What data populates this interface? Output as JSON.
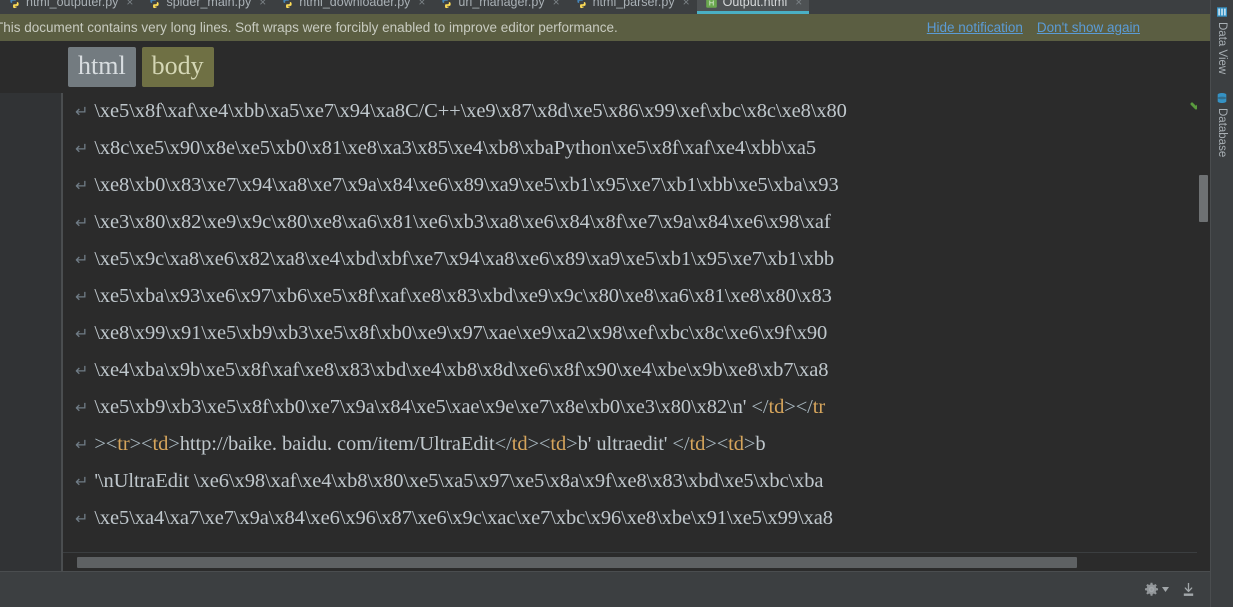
{
  "tabs": [
    {
      "label": "html_outputer.py",
      "icon": "python-file-icon",
      "active": false,
      "closable": true
    },
    {
      "label": "spider_main.py",
      "icon": "python-file-icon",
      "active": false,
      "closable": true
    },
    {
      "label": "html_downloader.py",
      "icon": "python-file-icon",
      "active": false,
      "closable": true
    },
    {
      "label": "url_manager.py",
      "icon": "python-file-icon",
      "active": false,
      "closable": true
    },
    {
      "label": "html_parser.py",
      "icon": "python-file-icon",
      "active": false,
      "closable": true
    },
    {
      "label": "Output.html",
      "icon": "html-file-icon",
      "active": true,
      "closable": true
    }
  ],
  "notification": {
    "message": "This document contains very long lines. Soft wraps were forcibly enabled to improve editor performance.",
    "hide_label": "Hide notification",
    "dismiss_label": "Don't show again",
    "background": "#5b5e42",
    "link_color": "#5b9bd5"
  },
  "breadcrumb": [
    {
      "label": "html",
      "style": "html"
    },
    {
      "label": "body",
      "style": "body"
    }
  ],
  "editor": {
    "wrap_arrow": "↵",
    "inspection_status": "green-check-icon",
    "lines": [
      {
        "segments": [
          {
            "text": "\\xe5\\x8f\\xaf\\xe4\\xbb\\xa5\\xe7\\x94\\xa8C/C++\\xe9\\x87\\x8d\\xe5\\x86\\x99\\xef\\xbc\\x8c\\xe8\\x80",
            "type": "plain"
          }
        ]
      },
      {
        "segments": [
          {
            "text": "\\x8c\\xe5\\x90\\x8e\\xe5\\xb0\\x81\\xe8\\xa3\\x85\\xe4\\xb8\\xbaPython\\xe5\\x8f\\xaf\\xe4\\xbb\\xa5",
            "type": "plain"
          }
        ]
      },
      {
        "segments": [
          {
            "text": "\\xe8\\xb0\\x83\\xe7\\x94\\xa8\\xe7\\x9a\\x84\\xe6\\x89\\xa9\\xe5\\xb1\\x95\\xe7\\xb1\\xbb\\xe5\\xba\\x93",
            "type": "plain"
          }
        ]
      },
      {
        "segments": [
          {
            "text": "\\xe3\\x80\\x82\\xe9\\x9c\\x80\\xe8\\xa6\\x81\\xe6\\xb3\\xa8\\xe6\\x84\\x8f\\xe7\\x9a\\x84\\xe6\\x98\\xaf",
            "type": "plain"
          }
        ]
      },
      {
        "segments": [
          {
            "text": "\\xe5\\x9c\\xa8\\xe6\\x82\\xa8\\xe4\\xbd\\xbf\\xe7\\x94\\xa8\\xe6\\x89\\xa9\\xe5\\xb1\\x95\\xe7\\xb1\\xbb",
            "type": "plain"
          }
        ]
      },
      {
        "segments": [
          {
            "text": "\\xe5\\xba\\x93\\xe6\\x97\\xb6\\xe5\\x8f\\xaf\\xe8\\x83\\xbd\\xe9\\x9c\\x80\\xe8\\xa6\\x81\\xe8\\x80\\x83",
            "type": "plain"
          }
        ]
      },
      {
        "segments": [
          {
            "text": "\\xe8\\x99\\x91\\xe5\\xb9\\xb3\\xe5\\x8f\\xb0\\xe9\\x97\\xae\\xe9\\xa2\\x98\\xef\\xbc\\x8c\\xe6\\x9f\\x90",
            "type": "plain"
          }
        ]
      },
      {
        "segments": [
          {
            "text": "\\xe4\\xba\\x9b\\xe5\\x8f\\xaf\\xe8\\x83\\xbd\\xe4\\xb8\\x8d\\xe6\\x8f\\x90\\xe4\\xbe\\x9b\\xe8\\xb7\\xa8",
            "type": "plain"
          }
        ]
      },
      {
        "segments": [
          {
            "text": "\\xe5\\xb9\\xb3\\xe5\\x8f\\xb0\\xe7\\x9a\\x84\\xe5\\xae\\x9e\\xe7\\x8e\\xb0\\xe3\\x80\\x82\\n'",
            "type": "plain"
          },
          {
            "text": " </",
            "type": "br"
          },
          {
            "text": "td",
            "type": "tag"
          },
          {
            "text": "></",
            "type": "br"
          },
          {
            "text": "tr",
            "type": "tag"
          }
        ]
      },
      {
        "segments": [
          {
            "text": "><",
            "type": "br"
          },
          {
            "text": "tr",
            "type": "tag"
          },
          {
            "text": "><",
            "type": "br"
          },
          {
            "text": "td",
            "type": "tag"
          },
          {
            "text": ">",
            "type": "br"
          },
          {
            "text": "http://baike. baidu. com/item/UltraEdit",
            "type": "plain"
          },
          {
            "text": "</",
            "type": "br"
          },
          {
            "text": "td",
            "type": "tag"
          },
          {
            "text": "><",
            "type": "br"
          },
          {
            "text": "td",
            "type": "tag"
          },
          {
            "text": ">",
            "type": "br"
          },
          {
            "text": "b' ultraedit' ",
            "type": "plain"
          },
          {
            "text": "</",
            "type": "br"
          },
          {
            "text": "td",
            "type": "tag"
          },
          {
            "text": "><",
            "type": "br"
          },
          {
            "text": "td",
            "type": "tag"
          },
          {
            "text": ">",
            "type": "br"
          },
          {
            "text": "b",
            "type": "plain"
          }
        ]
      },
      {
        "segments": [
          {
            "text": "'\\nUltraEdit \\xe6\\x98\\xaf\\xe4\\xb8\\x80\\xe5\\xa5\\x97\\xe5\\x8a\\x9f\\xe8\\x83\\xbd\\xe5\\xbc\\xba",
            "type": "plain"
          }
        ]
      },
      {
        "segments": [
          {
            "text": "\\xe5\\xa4\\xa7\\xe7\\x9a\\x84\\xe6\\x96\\x87\\xe6\\x9c\\xac\\xe7\\xbc\\x96\\xe8\\xbe\\x91\\xe5\\x99\\xa8",
            "type": "plain"
          }
        ]
      }
    ]
  },
  "statusbar": {
    "items": [
      {
        "name": "settings-gear",
        "icon": "gear-icon"
      },
      {
        "name": "install-plugin",
        "icon": "download-icon"
      }
    ]
  },
  "right_sidebar": {
    "tools": [
      {
        "label": "Data View",
        "icon": "data-view-icon"
      },
      {
        "label": "Database",
        "icon": "database-icon"
      }
    ]
  },
  "colors": {
    "editor_background": "#2b2b2b",
    "chrome_background": "#3c3f41",
    "tab_active_background": "#4e5254",
    "tab_active_underline": "#4ab0c4",
    "notification_background": "#5b5e42",
    "tag_color": "#d6a55c",
    "text_color": "#bfc7cc"
  }
}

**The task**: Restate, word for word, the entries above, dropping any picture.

**Expected answer**:
What data populates this interface? Output as JSON.
{
  "tabs": [
    {
      "label": "html_outputer.py",
      "icon": "python-file-icon",
      "active": false,
      "closable": true
    },
    {
      "label": "spider_main.py",
      "icon": "python-file-icon",
      "active": false,
      "closable": true
    },
    {
      "label": "html_downloader.py",
      "icon": "python-file-icon",
      "active": false,
      "closable": true
    },
    {
      "label": "url_manager.py",
      "icon": "python-file-icon",
      "active": false,
      "closable": true
    },
    {
      "label": "html_parser.py",
      "icon": "python-file-icon",
      "active": false,
      "closable": true
    },
    {
      "label": "Output.html",
      "icon": "html-file-icon",
      "active": true,
      "closable": true
    }
  ],
  "notification": {
    "message": "This document contains very long lines. Soft wraps were forcibly enabled to improve editor performance.",
    "hide_label": "Hide notification",
    "dismiss_label": "Don't show again",
    "background": "#5b5e42",
    "link_color": "#5b9bd5"
  },
  "breadcrumb": [
    {
      "label": "html",
      "style": "html"
    },
    {
      "label": "body",
      "style": "body"
    }
  ],
  "editor": {
    "wrap_arrow": "↵",
    "inspection_status": "green-check-icon",
    "lines": [
      {
        "segments": [
          {
            "text": "\\xe5\\x8f\\xaf\\xe4\\xbb\\xa5\\xe7\\x94\\xa8C/C++\\xe9\\x87\\x8d\\xe5\\x86\\x99\\xef\\xbc\\x8c\\xe8\\x80",
            "type": "plain"
          }
        ]
      },
      {
        "segments": [
          {
            "text": "\\x8c\\xe5\\x90\\x8e\\xe5\\xb0\\x81\\xe8\\xa3\\x85\\xe4\\xb8\\xbaPython\\xe5\\x8f\\xaf\\xe4\\xbb\\xa5",
            "type": "plain"
          }
        ]
      },
      {
        "segments": [
          {
            "text": "\\xe8\\xb0\\x83\\xe7\\x94\\xa8\\xe7\\x9a\\x84\\xe6\\x89\\xa9\\xe5\\xb1\\x95\\xe7\\xb1\\xbb\\xe5\\xba\\x93",
            "type": "plain"
          }
        ]
      },
      {
        "segments": [
          {
            "text": "\\xe3\\x80\\x82\\xe9\\x9c\\x80\\xe8\\xa6\\x81\\xe6\\xb3\\xa8\\xe6\\x84\\x8f\\xe7\\x9a\\x84\\xe6\\x98\\xaf",
            "type": "plain"
          }
        ]
      },
      {
        "segments": [
          {
            "text": "\\xe5\\x9c\\xa8\\xe6\\x82\\xa8\\xe4\\xbd\\xbf\\xe7\\x94\\xa8\\xe6\\x89\\xa9\\xe5\\xb1\\x95\\xe7\\xb1\\xbb",
            "type": "plain"
          }
        ]
      },
      {
        "segments": [
          {
            "text": "\\xe5\\xba\\x93\\xe6\\x97\\xb6\\xe5\\x8f\\xaf\\xe8\\x83\\xbd\\xe9\\x9c\\x80\\xe8\\xa6\\x81\\xe8\\x80\\x83",
            "type": "plain"
          }
        ]
      },
      {
        "segments": [
          {
            "text": "\\xe8\\x99\\x91\\xe5\\xb9\\xb3\\xe5\\x8f\\xb0\\xe9\\x97\\xae\\xe9\\xa2\\x98\\xef\\xbc\\x8c\\xe6\\x9f\\x90",
            "type": "plain"
          }
        ]
      },
      {
        "segments": [
          {
            "text": "\\xe4\\xba\\x9b\\xe5\\x8f\\xaf\\xe8\\x83\\xbd\\xe4\\xb8\\x8d\\xe6\\x8f\\x90\\xe4\\xbe\\x9b\\xe8\\xb7\\xa8",
            "type": "plain"
          }
        ]
      },
      {
        "segments": [
          {
            "text": "\\xe5\\xb9\\xb3\\xe5\\x8f\\xb0\\xe7\\x9a\\x84\\xe5\\xae\\x9e\\xe7\\x8e\\xb0\\xe3\\x80\\x82\\n'",
            "type": "plain"
          },
          {
            "text": " </",
            "type": "br"
          },
          {
            "text": "td",
            "type": "tag"
          },
          {
            "text": "></",
            "type": "br"
          },
          {
            "text": "tr",
            "type": "tag"
          }
        ]
      },
      {
        "segments": [
          {
            "text": "><",
            "type": "br"
          },
          {
            "text": "tr",
            "type": "tag"
          },
          {
            "text": "><",
            "type": "br"
          },
          {
            "text": "td",
            "type": "tag"
          },
          {
            "text": ">",
            "type": "br"
          },
          {
            "text": "http://baike. baidu. com/item/UltraEdit",
            "type": "plain"
          },
          {
            "text": "</",
            "type": "br"
          },
          {
            "text": "td",
            "type": "tag"
          },
          {
            "text": "><",
            "type": "br"
          },
          {
            "text": "td",
            "type": "tag"
          },
          {
            "text": ">",
            "type": "br"
          },
          {
            "text": "b' ultraedit' ",
            "type": "plain"
          },
          {
            "text": "</",
            "type": "br"
          },
          {
            "text": "td",
            "type": "tag"
          },
          {
            "text": "><",
            "type": "br"
          },
          {
            "text": "td",
            "type": "tag"
          },
          {
            "text": ">",
            "type": "br"
          },
          {
            "text": "b",
            "type": "plain"
          }
        ]
      },
      {
        "segments": [
          {
            "text": "'\\nUltraEdit \\xe6\\x98\\xaf\\xe4\\xb8\\x80\\xe5\\xa5\\x97\\xe5\\x8a\\x9f\\xe8\\x83\\xbd\\xe5\\xbc\\xba",
            "type": "plain"
          }
        ]
      },
      {
        "segments": [
          {
            "text": "\\xe5\\xa4\\xa7\\xe7\\x9a\\x84\\xe6\\x96\\x87\\xe6\\x9c\\xac\\xe7\\xbc\\x96\\xe8\\xbe\\x91\\xe5\\x99\\xa8",
            "type": "plain"
          }
        ]
      }
    ]
  },
  "statusbar": {
    "items": [
      {
        "name": "settings-gear",
        "icon": "gear-icon"
      },
      {
        "name": "install-plugin",
        "icon": "download-icon"
      }
    ]
  },
  "right_sidebar": {
    "tools": [
      {
        "label": "Data View",
        "icon": "data-view-icon"
      },
      {
        "label": "Database",
        "icon": "database-icon"
      }
    ]
  },
  "colors": {
    "editor_background": "#2b2b2b",
    "chrome_background": "#3c3f41",
    "tab_active_background": "#4e5254",
    "tab_active_underline": "#4ab0c4",
    "notification_background": "#5b5e42",
    "tag_color": "#d6a55c",
    "text_color": "#bfc7cc"
  }
}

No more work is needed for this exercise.